     Know who you’re reaching and where you’re reaching them

     Which blogs

     Which news outlets

     Which Twitter feeds

     What countries

     What topics/article types

     In real time

    ALTMETRICS: KEY TAKEAWAYS

    23

  • ALTMETRIC AND EDITORIAL

    Gather evidence for future strategy decisions, e.g. competitor analysis

    Gain a more complete picture of the journal’s reach and influence

    Identify high profile authors to attract

    Enrich author feedback/reporting to encourage future submissions

    Track activity surrounding a hot topic

    24

  • h-INDEX The h-index is an author-level metric that attempts to measure both the productivity and citation impact of the publications of a scientist or scholar. The index can also be applied to the productivity and impact of a scholarly journal as well as a group of scientists, such as a department or university or country.
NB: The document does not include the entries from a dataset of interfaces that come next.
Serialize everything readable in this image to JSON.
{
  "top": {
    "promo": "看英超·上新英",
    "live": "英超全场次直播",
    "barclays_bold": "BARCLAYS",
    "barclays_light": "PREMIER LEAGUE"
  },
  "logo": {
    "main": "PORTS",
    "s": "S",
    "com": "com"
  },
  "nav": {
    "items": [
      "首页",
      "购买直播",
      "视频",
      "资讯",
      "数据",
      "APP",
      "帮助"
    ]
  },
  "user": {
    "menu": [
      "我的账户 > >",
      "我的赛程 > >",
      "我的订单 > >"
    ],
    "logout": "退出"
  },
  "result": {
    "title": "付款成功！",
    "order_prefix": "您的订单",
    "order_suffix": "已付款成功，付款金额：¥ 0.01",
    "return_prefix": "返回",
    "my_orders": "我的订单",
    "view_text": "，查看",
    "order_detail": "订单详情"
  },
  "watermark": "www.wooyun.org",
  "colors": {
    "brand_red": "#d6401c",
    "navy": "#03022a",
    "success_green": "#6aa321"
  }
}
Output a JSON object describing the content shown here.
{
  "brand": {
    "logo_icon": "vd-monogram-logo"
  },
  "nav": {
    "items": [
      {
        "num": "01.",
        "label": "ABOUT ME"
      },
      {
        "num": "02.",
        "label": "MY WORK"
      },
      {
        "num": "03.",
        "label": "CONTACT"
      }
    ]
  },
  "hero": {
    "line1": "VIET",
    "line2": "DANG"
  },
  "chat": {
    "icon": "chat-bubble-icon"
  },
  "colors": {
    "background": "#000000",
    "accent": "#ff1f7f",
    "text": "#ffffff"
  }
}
The index was suggested in 2005 by Jorge E. Hirsch, a physicist at UCSD, as a tool for determining theoretical physicists' relative quality and is sometimes called the Hirsch index or Hirsch number.

    The h-index is based on the set of a researcher’s most cited papers and the number of citations that the researcher has received in other people's publications.

    A researcher has index h if h of [his/her] Np papers have at least h citations each, and the other (Np − h) papers have at most h citations each.

  • h-INDEX - SERVICES

    Web of Science: Web of Science™ provides citation counts for articles indexed within it. It indexes over 10,000 journals in the arts, humanities, sciences, and social sciences.

    Scopus : Scopus provide citation counts for articles indexed within it (limited to article written i